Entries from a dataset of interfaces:
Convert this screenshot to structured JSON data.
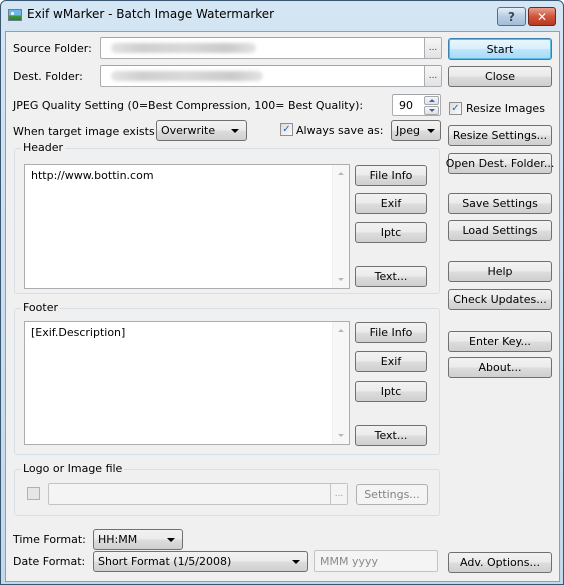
{
  "window": {
    "title": "Exif wMarker - Batch Image Watermarker",
    "help_glyph": "?",
    "close_glyph": "✕"
  },
  "source": {
    "label": "Source Folder:",
    "browse": "..."
  },
  "dest": {
    "label": "Dest. Folder:",
    "browse": "..."
  },
  "quality": {
    "label": "JPEG Quality Setting (0=Best Compression, 100= Best Quality):",
    "value": "90"
  },
  "exists": {
    "label": "When target image exists:",
    "selected": "Overwrite"
  },
  "always_save": {
    "label": "Always save as:",
    "checked": true,
    "selected": "Jpeg"
  },
  "resize": {
    "label": "Resize Images",
    "checked": true
  },
  "header": {
    "label": "Header",
    "text": "http://www.bottin.com",
    "buttons": {
      "file_info": "File Info",
      "exif": "Exif",
      "iptc": "Iptc",
      "text": "Text..."
    }
  },
  "footer": {
    "label": "Footer",
    "text": "[Exif.Description]",
    "buttons": {
      "file_info": "File Info",
      "exif": "Exif",
      "iptc": "Iptc",
      "text": "Text..."
    }
  },
  "logo": {
    "label": "Logo or Image file",
    "checked": false,
    "browse": "...",
    "settings": "Settings..."
  },
  "time_format": {
    "label": "Time Format:",
    "selected": "HH:MM"
  },
  "date_format": {
    "label": "Date Format:",
    "selected": "Short Format (1/5/2008)",
    "custom_placeholder": "MMM yyyy"
  },
  "side_buttons": {
    "start": "Start",
    "close": "Close",
    "resize_settings": "Resize Settings...",
    "open_dest": "Open Dest. Folder...",
    "save_settings": "Save Settings",
    "load_settings": "Load Settings",
    "help": "Help",
    "check_updates": "Check Updates...",
    "enter_key": "Enter Key...",
    "about": "About...",
    "adv_options": "Adv. Options..."
  }
}
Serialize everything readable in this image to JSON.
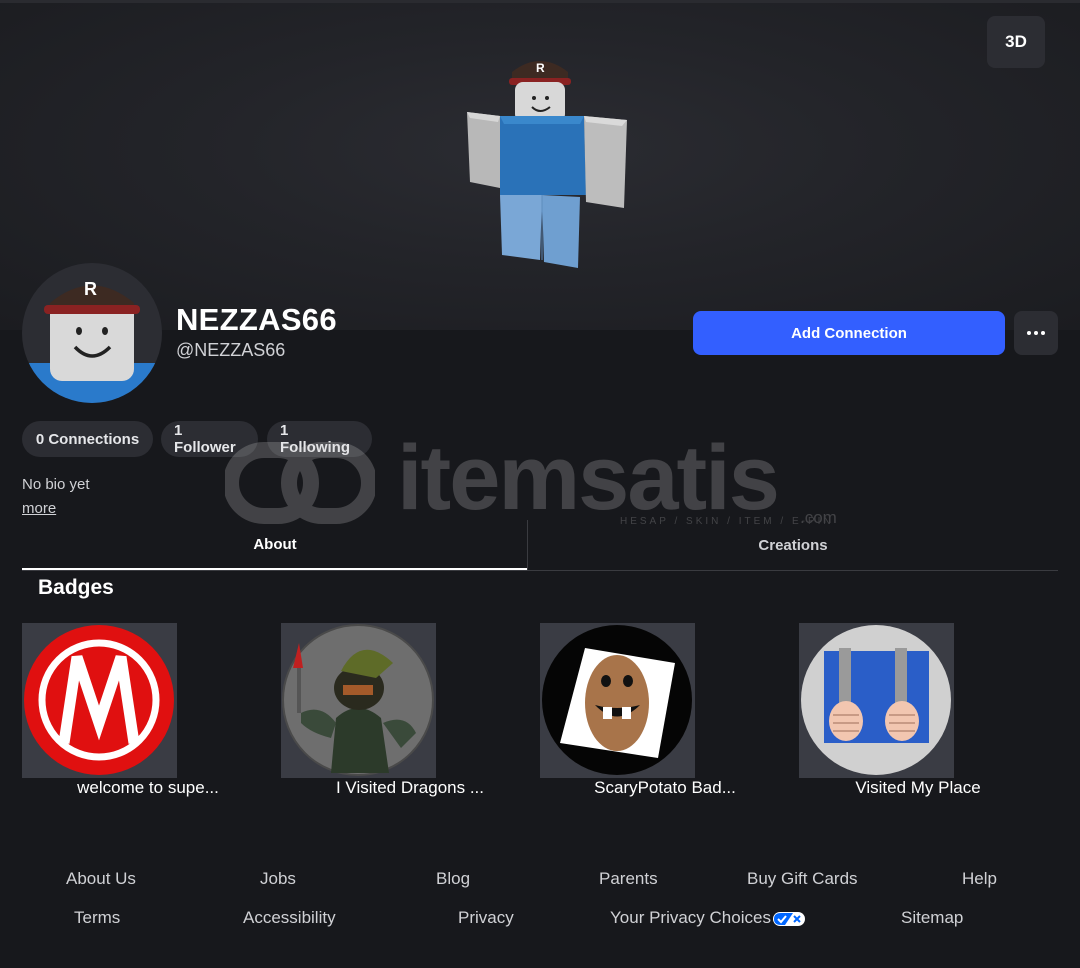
{
  "header": {
    "view_toggle_label": "3D"
  },
  "profile": {
    "display_name": "NEZZAS66",
    "username": "@NEZZAS66",
    "add_connection_label": "Add Connection",
    "stats": {
      "connections": "0 Connections",
      "followers": "1 Follower",
      "following": "1 Following"
    },
    "bio": "No bio yet",
    "more_link": "more"
  },
  "watermark": {
    "brand": "itemsatis",
    "tagline": "HESAP / SKIN / ITEM / E-PIN",
    "suffix": ".com"
  },
  "tabs": [
    {
      "label": "About",
      "active": true
    },
    {
      "label": "Creations",
      "active": false
    }
  ],
  "badges": {
    "title": "Badges",
    "items": [
      {
        "label": "welcome to supe...",
        "icon": "m-logo-badge-icon"
      },
      {
        "label": "I Visited Dragons ...",
        "icon": "dragon-warrior-badge-icon"
      },
      {
        "label": "ScaryPotato Bad...",
        "icon": "scary-potato-badge-icon"
      },
      {
        "label": "Visited My Place",
        "icon": "jail-bars-badge-icon"
      }
    ]
  },
  "footer": {
    "row1": [
      "About Us",
      "Jobs",
      "Blog",
      "Parents",
      "Buy Gift Cards",
      "Help"
    ],
    "row2": [
      "Terms",
      "Accessibility",
      "Privacy",
      "Your Privacy Choices",
      "Sitemap"
    ]
  },
  "colors": {
    "background": "#17181c",
    "primary_button": "#335fff",
    "surface": "#2c2d33"
  }
}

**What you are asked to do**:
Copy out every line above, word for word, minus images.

**Solution for this exercise**:
Convert this screenshot to structured JSON data.
{
  "window": {
    "title": "Exif wMarker - Batch Image Watermarker",
    "help_glyph": "?",
    "close_glyph": "✕"
  },
  "source": {
    "label": "Source Folder:",
    "browse": "..."
  },
  "dest": {
    "label": "Dest. Folder:",
    "browse": "..."
  },
  "quality": {
    "label": "JPEG Quality Setting (0=Best Compression, 100= Best Quality):",
    "value": "90"
  },
  "exists": {
    "label": "When target image exists:",
    "selected": "Overwrite"
  },
  "always_save": {
    "label": "Always save as:",
    "checked": true,
    "selected": "Jpeg"
  },
  "resize": {
    "label": "Resize Images",
    "checked": true
  },
  "header": {
    "label": "Header",
    "text": "http://www.bottin.com",
    "buttons": {
      "file_info": "File Info",
      "exif": "Exif",
      "iptc": "Iptc",
      "text": "Text..."
    }
  },
  "footer": {
    "label": "Footer",
    "text": "[Exif.Description]",
    "buttons": {
      "file_info": "File Info",
      "exif": "Exif",
      "iptc": "Iptc",
      "text": "Text..."
    }
  },
  "logo": {
    "label": "Logo or Image file",
    "checked": false,
    "browse": "...",
    "settings": "Settings..."
  },
  "time_format": {
    "label": "Time Format:",
    "selected": "HH:MM"
  },
  "date_format": {
    "label": "Date Format:",
    "selected": "Short Format (1/5/2008)",
    "custom_placeholder": "MMM yyyy"
  },
  "side_buttons": {
    "start": "Start",
    "close": "Close",
    "resize_settings": "Resize Settings...",
    "open_dest": "Open Dest. Folder...",
    "save_settings": "Save Settings",
    "load_settings": "Load Settings",
    "help": "Help",
    "check_updates": "Check Updates...",
    "enter_key": "Enter Key...",
    "about": "About...",
    "adv_options": "Adv. Options..."
  }
}
Serialize everything readable in this image to JSON.
{
  "header": {
    "view_toggle_label": "3D"
  },
  "profile": {
    "display_name": "NEZZAS66",
    "username": "@NEZZAS66",
    "add_connection_label": "Add Connection",
    "stats": {
      "connections": "0 Connections",
      "followers": "1 Follower",
      "following": "1 Following"
    },
    "bio": "No bio yet",
    "more_link": "more"
  },
  "watermark": {
    "brand": "itemsatis",
    "tagline": "HESAP / SKIN / ITEM / E-PIN",
    "suffix": ".com"
  },
  "tabs": [
    {
      "label": "About",
      "active": true
    },
    {
      "label": "Creations",
      "active": false
    }
  ],
  "badges": {
    "title": "Badges",
    "items": [
      {
        "label": "welcome to supe...",
        "icon": "m-logo-badge-icon"
      },
      {
        "label": "I Visited Dragons ...",
        "icon": "dragon-warrior-badge-icon"
      },
      {
        "label": "ScaryPotato Bad...",
        "icon": "scary-potato-badge-icon"
      },
      {
        "label": "Visited My Place",
        "icon": "jail-bars-badge-icon"
      }
    ]
  },
  "footer": {
    "row1": [
      "About Us",
      "Jobs",
      "Blog",
      "Parents",
      "Buy Gift Cards",
      "Help"
    ],
    "row2": [
      "Terms",
      "Accessibility",
      "Privacy",
      "Your Privacy Choices",
      "Sitemap"
    ]
  },
  "colors": {
    "background": "#17181c",
    "primary_button": "#335fff",
    "surface": "#2c2d33"
  }
}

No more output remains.